n = mag($$Centroid - $$cellCentroid)

when evaluated at boundary faces.

Finally, you surely will ask yourself: Is there a boundary condition that allows the pressure pulse to pass through the boundary without reflections? Yes, indeed. In fact, the reflected wave has passed without reflection through the left wall.
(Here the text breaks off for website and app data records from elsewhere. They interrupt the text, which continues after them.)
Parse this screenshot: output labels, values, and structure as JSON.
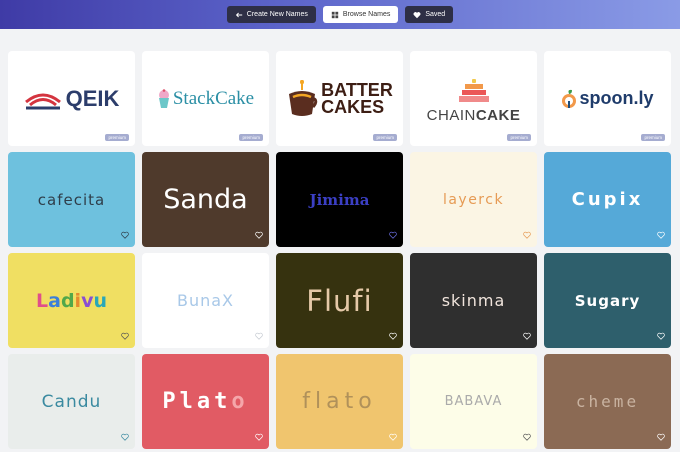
{
  "nav": {
    "create_label": "Create New Names",
    "browse_label": "Browse Names",
    "saved_label": "Saved"
  },
  "premium_logos": [
    {
      "name": "QEIK",
      "badge": "premium"
    },
    {
      "name": "StackCake",
      "badge": "premium"
    },
    {
      "name_line1": "BATTER",
      "name_line2": "CAKES",
      "badge": "premium"
    },
    {
      "name_part1": "CHAIN",
      "name_part2": "CAKE",
      "badge": "premium"
    },
    {
      "name": "spoon.ly",
      "badge": "premium"
    }
  ],
  "names": [
    {
      "text": "cafecita"
    },
    {
      "text": "Sanda"
    },
    {
      "text": "Jimima"
    },
    {
      "text": "layerck"
    },
    {
      "text": "Cupix"
    },
    {
      "text": "Ladivu"
    },
    {
      "text": "BunaX"
    },
    {
      "text": "Flufi"
    },
    {
      "text": "skinma"
    },
    {
      "text": "Sugary"
    },
    {
      "text": "Candu"
    },
    {
      "text": "Plato"
    },
    {
      "text": "flato"
    },
    {
      "text": "BABAVA"
    },
    {
      "text": "cheme"
    }
  ],
  "colors": {
    "header_gradient_start": "#3f3ba6",
    "header_gradient_end": "#8a9be6",
    "badge": "#a5acd0"
  }
}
The boundary condition that allows this is the Freestream:


See also:
User Coding: How do I access variables on wall boundaries?
How to plot the near wall velocity?

and other Swiss STAR-CCM+ Knife tools:
Swiss STAR-CCM+ Knife: [1] Big Sources: How to override equations and fix cell physical values.
Swiss STAR-CCM+ Knife: [2] Taming of the Courant Number: Automatic Time-Step Control
Swiss STAR-CCM+ Knife: [4] Manual cosimulator: How to transfer information across multiple simulations via macro.
Swiss STAR-CCM+ Knife: [5] Pixel comparison: Integrate image processing tools in your CFD workflow.
Swiss STAR-CCM+ Knife: [7] Command and conquer: How to pass command line parameters to your macros.
Swiss STAR-CCM+ Knife: [8] Schmitt Trigger: Let STAR-CCM+ remember things.

KB Article ID# KB000032626_EN_US



Associated Components

Design Manager Electronics Cooling In-Cylinder (STAR-ICE) Job Manager Simcenter STAR-CCM+